Gunn and his partner engineered a plan to track cattle from above but quickly discovered the idea would require the introduction of technology that proved expensive to develop. Undeterred, the company found a willing partner in SAIT and the polytechnic institute’s researchers.
SAIT received federal funding for the project through an engage grant designed to support innovation in small business.
The team created electronic tags that would be fitted to the cattle and detected from a distance of up to 12 metres (roughly 40 feet) and the detector would be fastened to a drone.
“The drone, from a distance where the animal doesn’t even know it’s there, can actually read the tag and identify that animal, identify a group of animals, do a complete inventory scan of a pen or a field in very short order,” explained Glen Kathler, principal investigator of RFID (radio-frequency identification) applications at SAIT Polytechnic.

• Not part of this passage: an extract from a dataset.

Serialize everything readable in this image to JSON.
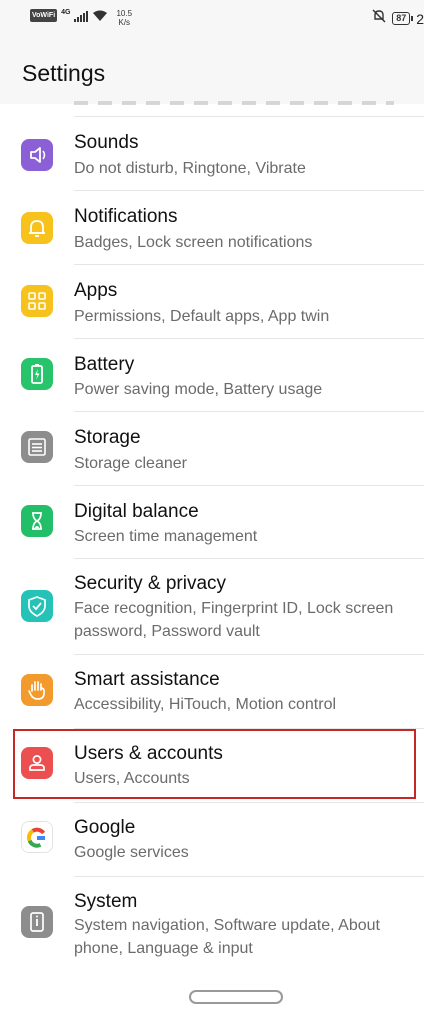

Many farmers and ranchers, including Cole Giles of Circle J Ranch, are adapting to the introduction of new technology in the industry.
“You’ve got to evolve and stay with the times,” explained Giles. “You have to be one step ahead of everybody.”
According to Kathler, the combination of infrared camera and drone technology will allow ranchers to identify potential health concerns in an animal.
“With our tech, what we’re now going to be able to do with the drone is not only locate an animal that may have a problem but to be able to identify which animal,” “Most likely the practitioner who might need to investigate that is not sitting there with the drone. If we have the identification number, someone with their smart phone would be able to say ‘yeah, this is the cow and this is the problem’.”
While the utilization of drones in agriculture is relatively new, some post-secondary institutions are in the process of introducing the technology into their curriculum.
“We are looking at creating a space out here for quadcopter and drone technology,” said Gordon Gilchrist of Old College, a school that offers agricultural and horticultural management programs. “It’s a technology we have to introduce to students because it will be part of their reality.”
Gilchrist adds the increased availability of current, localized data will be a boon to the industry.
With files from CTV Calgary's Brad MacLeod